The New York Times points out that five of the films on the above list, as well as The Dark Knight and many other violent films, were made by Warner Brothers. But I doubt that this is truly a matter of a specific studio or specific films. (And I personally think schlock-meisters shouldn't even be put in the same camp as the brilliant ace directors Scorsese, Kubrick, and Fincher, nor should smart and artistically ambitious Cimino, Stone, or Nolan be tarred with the same brush as a vacuous industry just out to make a profit.) The issue goes much deeper, and is a continuing and unthinking trend despite all the evidence that violence in mainstream media is linked to increased aggression. Two of Warner Brothers 1960's movies, Arthur Penn's Bonnie and Clyde and Sam Peckinpah's The Wild Bunch, were controversial for the graphic way they depicted violence, new at that time. But those seminal achievements took violence seriously -- they were realistic about it because they were considering the actual consequences of violence on the characters and what it really means in a big-picture way. Since then, however, Hollywood has co-opted the gore but shown next to no interest in the meaning.
It is no longer conjecture what effect this is having. In 2003, for example, a study by the Texas Department of Human Services and Iowa State University found that music with violent lyrics led subjects to have more aggressive thoughts and feelings. A number of studies on violent video games have also found links to aggression and violent behavior. One such, a 2012 study, discovered that video games featuring violence against women increased male subjects' belief in myths about rape.
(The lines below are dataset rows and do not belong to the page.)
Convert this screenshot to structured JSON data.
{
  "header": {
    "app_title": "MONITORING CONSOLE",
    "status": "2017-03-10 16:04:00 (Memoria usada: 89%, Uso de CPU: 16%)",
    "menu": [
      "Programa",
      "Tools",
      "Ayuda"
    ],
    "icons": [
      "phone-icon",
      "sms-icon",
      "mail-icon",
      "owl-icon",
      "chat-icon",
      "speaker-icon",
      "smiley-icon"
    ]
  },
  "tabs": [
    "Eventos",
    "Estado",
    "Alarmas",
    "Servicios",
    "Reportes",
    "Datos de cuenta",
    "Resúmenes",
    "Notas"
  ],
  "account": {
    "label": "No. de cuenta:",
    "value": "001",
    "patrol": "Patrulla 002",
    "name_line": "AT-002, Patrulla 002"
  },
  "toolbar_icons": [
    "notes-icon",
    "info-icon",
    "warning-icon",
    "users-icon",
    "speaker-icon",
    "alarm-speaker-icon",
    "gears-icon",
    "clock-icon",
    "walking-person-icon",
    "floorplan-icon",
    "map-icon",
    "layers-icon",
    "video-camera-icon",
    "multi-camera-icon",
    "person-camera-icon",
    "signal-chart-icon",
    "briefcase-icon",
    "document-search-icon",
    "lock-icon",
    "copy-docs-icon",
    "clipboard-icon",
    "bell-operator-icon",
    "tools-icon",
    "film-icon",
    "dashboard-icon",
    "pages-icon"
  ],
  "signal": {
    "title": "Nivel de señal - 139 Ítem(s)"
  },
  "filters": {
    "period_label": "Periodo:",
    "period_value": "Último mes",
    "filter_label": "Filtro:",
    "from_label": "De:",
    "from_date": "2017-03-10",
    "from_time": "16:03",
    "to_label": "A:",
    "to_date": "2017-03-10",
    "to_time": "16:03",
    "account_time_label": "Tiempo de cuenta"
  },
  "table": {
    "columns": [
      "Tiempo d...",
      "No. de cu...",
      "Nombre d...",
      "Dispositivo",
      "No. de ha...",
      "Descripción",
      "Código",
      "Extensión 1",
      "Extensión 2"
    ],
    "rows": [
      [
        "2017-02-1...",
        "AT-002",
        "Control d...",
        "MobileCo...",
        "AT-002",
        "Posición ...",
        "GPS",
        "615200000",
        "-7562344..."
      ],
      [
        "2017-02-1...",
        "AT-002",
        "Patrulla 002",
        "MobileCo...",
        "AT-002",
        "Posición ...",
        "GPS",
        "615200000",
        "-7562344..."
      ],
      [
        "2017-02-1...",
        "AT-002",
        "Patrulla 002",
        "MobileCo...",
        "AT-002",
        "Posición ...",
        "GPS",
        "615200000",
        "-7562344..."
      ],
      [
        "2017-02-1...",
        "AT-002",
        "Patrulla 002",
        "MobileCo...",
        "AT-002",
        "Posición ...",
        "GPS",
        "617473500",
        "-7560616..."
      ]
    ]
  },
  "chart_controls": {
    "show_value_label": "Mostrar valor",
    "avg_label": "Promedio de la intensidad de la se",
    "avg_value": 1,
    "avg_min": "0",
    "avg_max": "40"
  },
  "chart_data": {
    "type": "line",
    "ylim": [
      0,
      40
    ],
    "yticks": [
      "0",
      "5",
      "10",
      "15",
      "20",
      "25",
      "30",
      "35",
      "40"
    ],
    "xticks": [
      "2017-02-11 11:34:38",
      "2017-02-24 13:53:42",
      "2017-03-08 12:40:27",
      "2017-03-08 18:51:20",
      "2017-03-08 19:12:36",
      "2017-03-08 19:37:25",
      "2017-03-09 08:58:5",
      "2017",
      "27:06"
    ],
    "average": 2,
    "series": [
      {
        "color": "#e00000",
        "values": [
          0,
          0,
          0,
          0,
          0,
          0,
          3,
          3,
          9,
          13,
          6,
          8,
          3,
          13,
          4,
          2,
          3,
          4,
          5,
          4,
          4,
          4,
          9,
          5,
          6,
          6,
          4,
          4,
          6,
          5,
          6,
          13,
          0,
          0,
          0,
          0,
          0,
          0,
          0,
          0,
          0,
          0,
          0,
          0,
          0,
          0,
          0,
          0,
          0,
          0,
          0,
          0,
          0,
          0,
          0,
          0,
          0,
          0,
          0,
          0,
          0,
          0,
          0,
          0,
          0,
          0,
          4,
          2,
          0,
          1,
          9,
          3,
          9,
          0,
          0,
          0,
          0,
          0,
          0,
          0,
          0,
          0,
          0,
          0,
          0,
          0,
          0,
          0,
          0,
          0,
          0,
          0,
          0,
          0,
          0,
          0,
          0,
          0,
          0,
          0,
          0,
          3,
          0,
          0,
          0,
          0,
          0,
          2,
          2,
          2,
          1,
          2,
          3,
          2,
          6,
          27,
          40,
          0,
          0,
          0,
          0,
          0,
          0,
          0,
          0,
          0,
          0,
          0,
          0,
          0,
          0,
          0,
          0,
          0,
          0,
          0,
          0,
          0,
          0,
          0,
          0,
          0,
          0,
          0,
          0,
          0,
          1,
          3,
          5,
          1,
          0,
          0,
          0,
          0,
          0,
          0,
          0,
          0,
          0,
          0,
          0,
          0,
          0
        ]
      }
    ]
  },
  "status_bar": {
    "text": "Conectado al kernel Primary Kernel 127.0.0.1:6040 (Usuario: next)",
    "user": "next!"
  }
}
University of Michigan professor L. Rowell Huesmann claims that research in this area of media effects is already conclusive: "It's been well established that media violence makes kids behave more aggressively. Of course, there's no scientific way to evaluate how media violence may have or may have not caused real violence, but there's definitely a relationship, a 'priming' or 'cuing' of behavior for certain individuals." Huesmann's clarity is chilling: "Every study indicates a relationship. The statistical correlation between childhood exposure to violence in media and aggressive behavior is about the same as that between smoking and lung cancer."
Amusing Ourselves to Death
There is the possibility that we, as Neil Postman put it in his 1985 "media ecology' treatise, are Amusing Ourselves to Death . Urban life has cut many kids off completely from any meaningful experience of nature or any of its calming, restorative effects, Richard Louv argued in his 2005 book Last Child in the Woods , and replaced it with a "wired' existence -- which is starting to show links to learning disabilities and ADHD. 75% of families own a video game player; boys spend approximately 41 minutes per day playing video games between the ages of 8 and 18. Yet scientists have recently learned that the human brain is still in a formative stage throughout that span -- our brains don't reach full maturity until age 25.
Still, the effects don't even stop at age 25. In their July 16th issue, Newsweek ran a cover story headlined "iCrazy." It consolidated reports coming in on what the amount of time we spend online, emailing, or texting, is doing to us, and the results aren't pretty. A study released this year found that intensive web use alters our brains: heavy web users are adding abnormal white cells -- "extra nerve cells built for speed," Newsweek explains -- while at the same time losing 10-20% of their grey matter: areas needed for memory, emotion, and speech processing, among other key functions. The magazine quotes UCLA neuroscience expert Peter Whybrow: "the computer is like electronic cocaine." Oxford pharmacology prof Susan Greenfield does not mince words: "this is an issue as important and unprecedented as climate change."
The article discusses the case of Jason Russell, a campaigner whose video went viral, leading him to virtually fuse with his computer, barely sleeping, over the next subsequent days. He ended up likening his life to, ironically, another Christopher Nolan movie, Inception , telling his followers that he felt like he was in "a dream within a dream" -- and then had a public breakdown, apparently a "reactive psychosis.'